“Agents should get a daily log to see their own stats; heck, do it live if you’re able. There’s nothing like seeing your wrap go up to make you pull your belt in. Then, because you have the month to fix, you can sort it before it becomes an issue, rather than getting surprised at the end of the month that you’ve failed.”
Analysing every bit of information available will become a mantra of companies in the future. In 2016, think real-time information and user-friendly dashboards. The growing use of data will translate into an abundance of relevant information. Say goodbye to the silos. Analytics will become ubiquitous and accessible to all departments, and even more importantly, individual employees.

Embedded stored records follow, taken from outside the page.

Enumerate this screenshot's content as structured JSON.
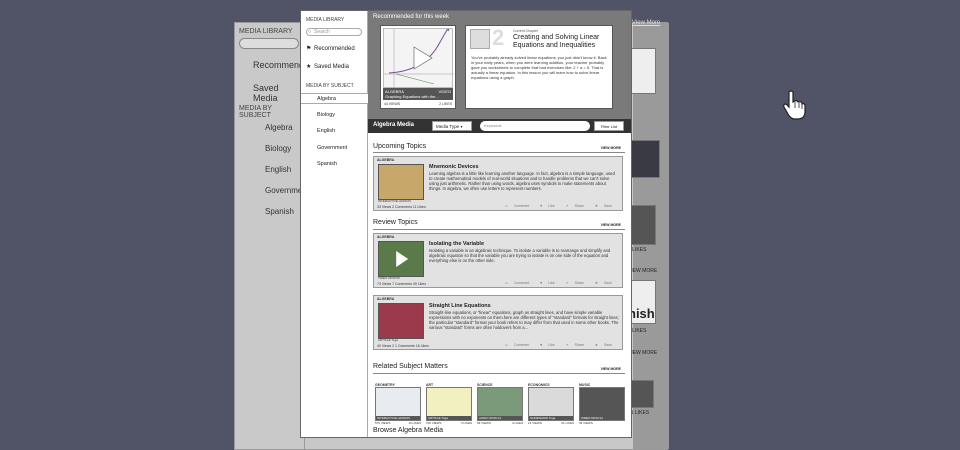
{
  "background": {
    "sidebar_caption": "MEDIA LIBRARY",
    "search_placeholder": "Search",
    "nav": [
      "Recommended",
      "Saved Media"
    ],
    "by_subject": "MEDIA BY SUBJECT",
    "subjects": [
      "Algebra",
      "Biology",
      "English",
      "Government",
      "Spanish"
    ],
    "view_more": "View More",
    "frag_likes_1": "3 LIKES",
    "frag_likes_2": "5 LIKES",
    "frag_view_more_1": "VIEW MORE",
    "frag_view_more_2": "VIEW MORE",
    "frag_nish": "nish",
    "frag_likes_3": "51 LIKES"
  },
  "sidebar": {
    "caption": "MEDIA LIBRARY",
    "search_placeholder": "Search",
    "nav": [
      {
        "label": "Recommended",
        "icon": "flag-icon"
      },
      {
        "label": "Saved Media",
        "icon": "star-icon"
      }
    ],
    "by_subject": "MEDIA BY SUBJECT",
    "subjects": [
      "Algebra",
      "Biology",
      "English",
      "Government",
      "Spanish"
    ],
    "selected_subject": "Algebra"
  },
  "hero": {
    "title": "Recommended for this week",
    "video": {
      "category": "ALGEBRA",
      "length": "VIDEO",
      "title": "Graphing Equations with the...",
      "views": "44 VIEWS",
      "likes": "2 LIKES"
    },
    "chapter": {
      "number": "2",
      "label": "Current Chapter",
      "title": "Creating and Solving Linear Equations and Inequalities",
      "body": "You've probably already solved linear equations; you just didn't know it. Back in your early years, when you were learning addition, your teacher probably gave you worksheets to complete that had exercises like: 2 + a = 5. That is actually a linear equation. In this lesson you will learn how to solve linear equations using a graph."
    }
  },
  "toolbar": {
    "title": "Algebra Media",
    "media_type": "Media Type",
    "keyword_placeholder": "Keywords",
    "filter": "Filter List"
  },
  "upcoming": {
    "heading": "Upcoming Topics",
    "view_more": "VIEW MORE",
    "cards": [
      {
        "tag": "ALGEBRA",
        "title": "Mnemonic Devices",
        "body": "Learning algebra is a little like learning another language. In fact, algebra is a simple language, used to create mathematical models of real-world situations and to handle problems that we can't solve using just arithmetic. Rather than using words, algebra uses symbols to make statements about things. In algebra, we often use letters to represent numbers.",
        "type": "INTERACTIVE LESSON",
        "stats": "33 Views   2 Comments   11 Likes"
      }
    ]
  },
  "review": {
    "heading": "Review Topics",
    "view_more": "VIEW MORE",
    "cards": [
      {
        "tag": "ALGEBRA",
        "title": "Isolating the Variable",
        "body": "Isolating a variable is an algebraic technique. To isolate a variable is to rearrange and simplify and algebraic equation so that the variable you are trying to isolate is on one side of the equation and everything else is on the other side.",
        "type": "VIDEO 00:00:00",
        "stats": "73 Views   7 Comments   49 Likes"
      },
      {
        "tag": "ALGEBRA",
        "title": "Straight Line Equations",
        "body": "Straight-line equations, or \"linear\" equations, graph as straight lines, and have simple variable expressions with no exponents on them.here are different types of \"standard\" formats for straight lines; the particular \"standard\" format your book refers to may differ from that used in some other books. The various \"standard\" forms are often holdovers from a...",
        "type": "ARTICLE Toga",
        "stats": "40 Views   2 1 Comments   16 Likes"
      }
    ]
  },
  "actions": [
    "Comment",
    "Like",
    "Share",
    "Save"
  ],
  "related": {
    "heading": "Related Subject Matters",
    "view_more": "VIEW MORE",
    "items": [
      {
        "label": "GEOMETRY",
        "caption": "INTERACTIVE LESSON",
        "views": "575 VIEWS",
        "likes": "10 LIKES",
        "color": "#e8ecf0"
      },
      {
        "label": "ART",
        "caption": "ARTICLE Toga",
        "views": "706 VIEWS",
        "likes": "3 LIKES",
        "color": "#f2f0c0"
      },
      {
        "label": "SCIENCE",
        "caption": "AUDIO 00:06:14",
        "views": "99 VIEWS",
        "likes": "4 LIKES",
        "color": "#7a9a7a"
      },
      {
        "label": "ECONOMICS",
        "caption": "SLIDESHOW Toga",
        "views": "21 VIEWS",
        "likes": "51 LIKES",
        "color": "#dadada"
      },
      {
        "label": "MUSIC",
        "caption": "VIDEO 00:04:14",
        "views": "49 VIEWS",
        "likes": "",
        "color": "#555555"
      }
    ]
  },
  "browse": {
    "heading": "Browse Algebra Media"
  }
}
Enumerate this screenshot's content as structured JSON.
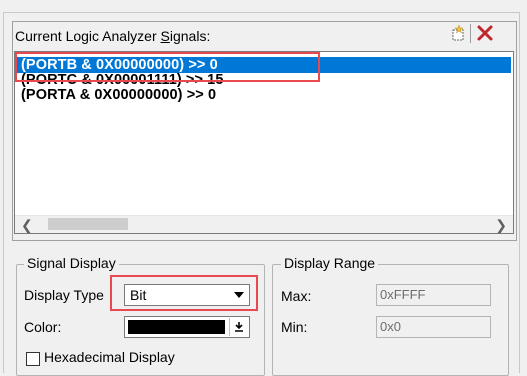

“Treat us how you want us to treat your customers. Simple as that.”
Yes, really. Even though it sounds a bit corny, every executive should get it embroidered and hang it up in her or his office. This simple truth gets overlooked a lot – probably due to the fact that, historically, call centres were considered money drains. Now, with a rapid switch of power from enterprises to consumers, the role of the humble agent grows. Call centre has become a vital customer journey touch point, and a pure source of Voice of the Customer.
Before the end of the decade, data gathered by call centres will become an intrinsic source of information for the company’s decision makers and agents will be perceived as the brand avatars.